Shani Louk, a 23-year-old German-Israeli citizen believed to have been abducted by Hamas militants while attending a music festival on Oct. 7, was most likely killed before she was taken into Gaza, her family said on Monday.
Ruthi Louk, Ms. Louk’s aunt, said on Israeli radio on Monday that a fragment from Ms. Louk’s skull was gathered at the rave site by workers from ZAKA, a relief organization that retrieved forensic evidence after Hamas’s attacks. Israel’s foreign ministry confirmed her death on Monday in a post on X, formerly known as Twitter.
Shortly after Oct. 7, Hamas released a video of a woman lying face down and mostly naked in the back of a pickup truck in Gaza. Ms. Louk’s mother said she believed it was her daughter because the person had Ms. Louk’s signature dreadlocks and tattoos. The New York Times did not independently verify the video.
The Israeli newspaper Haaretz said the National Institute of Forensic Medicine had identified the bone as being from the base of Ms. Louk’s skull and had said the fragment indicated an injury that was not something Ms. Louk could have survived. The institute would not comment to The Times.
“It is assumed she was dragged onto that pickup truck after she was already dead,” her aunt said on Israeli radio. She added that the family believed Ms. Louk was fatally shot in the head.
“Maybe there can be comfort by the thought she died fast and the abuse to her body was perhaps done when she was already gone,” she said.
The New York Times was not able to immediately reach Ms. Louk’s family for comment.
“The news of Shani Louk’s death is terrible,” German Chancellor Olaf Scholz wrote on X on Monday afternoon. “Like many others, she was brutally murdered. This shows the full barbarity behind the Hamas attack — who must be held accountable. This is terror, and Israel has the right to defend itself.”

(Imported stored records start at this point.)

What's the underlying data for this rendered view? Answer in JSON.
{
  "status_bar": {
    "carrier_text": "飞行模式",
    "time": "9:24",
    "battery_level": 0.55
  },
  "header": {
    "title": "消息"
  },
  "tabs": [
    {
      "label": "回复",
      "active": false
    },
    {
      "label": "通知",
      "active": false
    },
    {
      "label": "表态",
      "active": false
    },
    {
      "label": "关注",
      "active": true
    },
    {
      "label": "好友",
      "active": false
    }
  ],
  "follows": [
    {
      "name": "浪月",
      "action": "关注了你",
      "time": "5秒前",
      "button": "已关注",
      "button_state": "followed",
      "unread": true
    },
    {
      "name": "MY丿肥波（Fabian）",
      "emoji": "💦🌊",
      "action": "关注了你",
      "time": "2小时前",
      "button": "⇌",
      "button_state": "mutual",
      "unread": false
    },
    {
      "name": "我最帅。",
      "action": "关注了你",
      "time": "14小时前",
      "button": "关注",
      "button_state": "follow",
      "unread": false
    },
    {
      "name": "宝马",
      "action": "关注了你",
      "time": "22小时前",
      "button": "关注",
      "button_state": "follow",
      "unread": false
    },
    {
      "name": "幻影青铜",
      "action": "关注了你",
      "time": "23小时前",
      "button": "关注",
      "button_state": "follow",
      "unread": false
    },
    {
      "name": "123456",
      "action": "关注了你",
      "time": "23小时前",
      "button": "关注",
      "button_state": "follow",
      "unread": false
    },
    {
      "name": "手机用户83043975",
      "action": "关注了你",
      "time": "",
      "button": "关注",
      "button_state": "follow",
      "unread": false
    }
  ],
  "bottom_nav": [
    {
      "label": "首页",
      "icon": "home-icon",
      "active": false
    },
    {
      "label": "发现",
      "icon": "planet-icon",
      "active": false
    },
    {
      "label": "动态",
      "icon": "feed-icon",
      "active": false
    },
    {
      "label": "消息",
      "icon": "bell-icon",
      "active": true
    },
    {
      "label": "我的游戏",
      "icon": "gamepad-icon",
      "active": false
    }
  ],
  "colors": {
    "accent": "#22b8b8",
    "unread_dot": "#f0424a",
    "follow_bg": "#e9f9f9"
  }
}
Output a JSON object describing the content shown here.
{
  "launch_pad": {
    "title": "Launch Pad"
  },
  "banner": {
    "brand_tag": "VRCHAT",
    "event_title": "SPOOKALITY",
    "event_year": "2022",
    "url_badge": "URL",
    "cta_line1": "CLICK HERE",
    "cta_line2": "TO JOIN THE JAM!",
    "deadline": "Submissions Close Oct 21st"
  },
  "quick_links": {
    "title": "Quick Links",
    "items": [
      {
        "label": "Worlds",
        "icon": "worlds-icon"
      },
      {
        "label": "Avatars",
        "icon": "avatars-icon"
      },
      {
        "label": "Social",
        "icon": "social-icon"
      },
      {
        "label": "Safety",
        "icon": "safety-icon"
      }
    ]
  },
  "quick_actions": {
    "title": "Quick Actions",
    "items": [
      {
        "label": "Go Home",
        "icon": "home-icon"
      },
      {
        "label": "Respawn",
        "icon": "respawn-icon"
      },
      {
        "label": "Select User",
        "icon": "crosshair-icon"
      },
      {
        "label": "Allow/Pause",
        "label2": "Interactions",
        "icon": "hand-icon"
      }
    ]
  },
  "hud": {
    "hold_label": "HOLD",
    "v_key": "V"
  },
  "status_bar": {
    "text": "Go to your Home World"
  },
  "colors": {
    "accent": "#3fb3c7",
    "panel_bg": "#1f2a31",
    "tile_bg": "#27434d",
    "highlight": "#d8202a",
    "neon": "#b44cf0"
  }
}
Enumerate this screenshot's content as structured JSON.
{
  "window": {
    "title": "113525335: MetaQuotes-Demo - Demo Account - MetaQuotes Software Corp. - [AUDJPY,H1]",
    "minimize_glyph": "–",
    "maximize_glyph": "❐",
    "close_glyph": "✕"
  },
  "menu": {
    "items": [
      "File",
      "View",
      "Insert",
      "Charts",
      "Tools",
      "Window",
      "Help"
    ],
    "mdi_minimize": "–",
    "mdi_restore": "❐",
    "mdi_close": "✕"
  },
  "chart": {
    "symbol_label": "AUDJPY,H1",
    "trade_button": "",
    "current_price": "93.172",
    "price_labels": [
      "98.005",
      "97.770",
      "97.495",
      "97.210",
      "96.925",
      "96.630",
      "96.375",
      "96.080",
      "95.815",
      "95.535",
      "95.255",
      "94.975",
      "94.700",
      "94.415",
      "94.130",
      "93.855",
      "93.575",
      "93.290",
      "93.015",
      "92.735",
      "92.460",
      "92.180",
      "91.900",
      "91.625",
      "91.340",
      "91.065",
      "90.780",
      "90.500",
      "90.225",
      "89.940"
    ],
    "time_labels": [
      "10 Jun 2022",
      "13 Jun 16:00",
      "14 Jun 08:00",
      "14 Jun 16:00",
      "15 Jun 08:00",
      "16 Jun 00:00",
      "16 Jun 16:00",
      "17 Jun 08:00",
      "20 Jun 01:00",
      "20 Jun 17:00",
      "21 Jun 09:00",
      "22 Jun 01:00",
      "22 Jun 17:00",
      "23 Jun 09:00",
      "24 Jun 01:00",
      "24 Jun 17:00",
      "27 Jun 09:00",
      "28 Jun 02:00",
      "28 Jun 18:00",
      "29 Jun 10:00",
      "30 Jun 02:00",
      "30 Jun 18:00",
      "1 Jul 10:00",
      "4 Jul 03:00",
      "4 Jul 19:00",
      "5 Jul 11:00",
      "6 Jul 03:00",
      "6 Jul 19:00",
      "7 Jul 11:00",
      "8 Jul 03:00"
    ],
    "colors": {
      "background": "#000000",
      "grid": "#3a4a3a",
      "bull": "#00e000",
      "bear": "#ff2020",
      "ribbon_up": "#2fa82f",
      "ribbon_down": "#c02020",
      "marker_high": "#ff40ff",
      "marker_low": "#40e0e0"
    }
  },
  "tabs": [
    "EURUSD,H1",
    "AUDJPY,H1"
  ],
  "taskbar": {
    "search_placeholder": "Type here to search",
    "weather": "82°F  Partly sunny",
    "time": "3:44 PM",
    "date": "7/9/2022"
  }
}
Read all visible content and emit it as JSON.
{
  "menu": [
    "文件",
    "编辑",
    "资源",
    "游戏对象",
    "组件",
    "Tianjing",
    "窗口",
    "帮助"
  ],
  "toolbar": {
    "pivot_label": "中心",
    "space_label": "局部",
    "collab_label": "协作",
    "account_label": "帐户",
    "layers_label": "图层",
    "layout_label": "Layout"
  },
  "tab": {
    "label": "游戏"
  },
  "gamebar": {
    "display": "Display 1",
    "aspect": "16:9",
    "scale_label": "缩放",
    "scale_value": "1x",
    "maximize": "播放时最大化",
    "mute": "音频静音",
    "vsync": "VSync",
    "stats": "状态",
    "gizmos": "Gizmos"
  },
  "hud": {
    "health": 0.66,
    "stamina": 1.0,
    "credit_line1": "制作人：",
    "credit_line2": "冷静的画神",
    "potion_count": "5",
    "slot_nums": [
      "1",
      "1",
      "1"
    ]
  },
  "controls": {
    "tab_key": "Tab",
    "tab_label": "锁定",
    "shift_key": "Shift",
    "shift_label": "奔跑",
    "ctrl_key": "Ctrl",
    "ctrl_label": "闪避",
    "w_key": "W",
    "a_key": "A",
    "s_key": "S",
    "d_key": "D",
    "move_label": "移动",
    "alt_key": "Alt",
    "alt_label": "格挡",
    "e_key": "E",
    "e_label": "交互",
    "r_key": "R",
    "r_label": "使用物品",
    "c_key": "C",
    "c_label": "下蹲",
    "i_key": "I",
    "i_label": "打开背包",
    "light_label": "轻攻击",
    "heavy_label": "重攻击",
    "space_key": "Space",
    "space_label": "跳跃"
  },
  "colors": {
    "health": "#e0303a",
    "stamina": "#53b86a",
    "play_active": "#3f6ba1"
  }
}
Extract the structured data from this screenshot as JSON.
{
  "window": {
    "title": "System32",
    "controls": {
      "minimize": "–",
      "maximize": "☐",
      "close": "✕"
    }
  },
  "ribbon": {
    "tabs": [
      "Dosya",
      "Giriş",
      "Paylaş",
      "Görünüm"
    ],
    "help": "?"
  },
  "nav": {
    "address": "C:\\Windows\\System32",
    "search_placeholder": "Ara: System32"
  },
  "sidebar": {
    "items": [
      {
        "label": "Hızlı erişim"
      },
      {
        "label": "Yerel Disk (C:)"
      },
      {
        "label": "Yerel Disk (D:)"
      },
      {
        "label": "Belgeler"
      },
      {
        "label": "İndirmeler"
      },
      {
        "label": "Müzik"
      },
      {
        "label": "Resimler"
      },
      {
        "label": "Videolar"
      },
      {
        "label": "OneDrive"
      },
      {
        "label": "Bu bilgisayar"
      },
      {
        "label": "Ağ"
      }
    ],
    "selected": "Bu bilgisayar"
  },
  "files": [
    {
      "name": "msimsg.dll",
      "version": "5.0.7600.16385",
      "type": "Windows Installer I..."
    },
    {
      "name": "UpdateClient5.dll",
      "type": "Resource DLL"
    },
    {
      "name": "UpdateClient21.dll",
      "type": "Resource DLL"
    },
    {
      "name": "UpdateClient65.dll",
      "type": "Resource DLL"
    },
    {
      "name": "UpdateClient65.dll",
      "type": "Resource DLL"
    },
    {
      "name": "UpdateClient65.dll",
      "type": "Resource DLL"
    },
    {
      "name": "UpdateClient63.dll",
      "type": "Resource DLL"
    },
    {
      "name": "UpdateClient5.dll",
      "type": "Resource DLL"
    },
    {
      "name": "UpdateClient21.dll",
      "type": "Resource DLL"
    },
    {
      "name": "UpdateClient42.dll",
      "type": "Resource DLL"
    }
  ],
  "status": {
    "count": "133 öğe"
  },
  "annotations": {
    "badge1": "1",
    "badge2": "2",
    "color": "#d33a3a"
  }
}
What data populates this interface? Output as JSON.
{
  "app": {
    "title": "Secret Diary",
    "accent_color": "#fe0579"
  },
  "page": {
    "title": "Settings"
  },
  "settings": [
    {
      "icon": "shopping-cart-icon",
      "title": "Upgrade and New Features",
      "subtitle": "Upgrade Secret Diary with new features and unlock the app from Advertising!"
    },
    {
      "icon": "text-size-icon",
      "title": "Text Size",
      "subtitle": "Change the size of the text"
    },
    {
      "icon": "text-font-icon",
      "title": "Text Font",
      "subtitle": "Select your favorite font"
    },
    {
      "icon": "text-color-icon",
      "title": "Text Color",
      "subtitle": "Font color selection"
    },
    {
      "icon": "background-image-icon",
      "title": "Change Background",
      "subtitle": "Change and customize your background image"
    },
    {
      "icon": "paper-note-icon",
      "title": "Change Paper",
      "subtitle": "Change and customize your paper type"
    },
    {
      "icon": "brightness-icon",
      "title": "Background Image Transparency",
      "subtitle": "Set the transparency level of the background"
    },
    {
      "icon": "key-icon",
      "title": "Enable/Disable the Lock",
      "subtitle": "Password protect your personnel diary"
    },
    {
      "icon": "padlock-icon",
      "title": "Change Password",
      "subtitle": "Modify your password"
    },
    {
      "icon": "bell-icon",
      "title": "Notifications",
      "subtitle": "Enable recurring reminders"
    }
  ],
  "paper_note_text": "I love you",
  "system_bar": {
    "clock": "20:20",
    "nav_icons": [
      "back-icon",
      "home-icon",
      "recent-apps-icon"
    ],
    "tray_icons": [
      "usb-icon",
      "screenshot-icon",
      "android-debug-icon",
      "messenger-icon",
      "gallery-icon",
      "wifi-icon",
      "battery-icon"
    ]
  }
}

Ms. Louk’s sister, Adi Louk, posted a picture of her in an Instagram story on Monday.
“With immense sorrow we announce the death of my sister Shani Nicole Louk,” she wrote.
Ainara Tiefenthäler contributed translation from New York.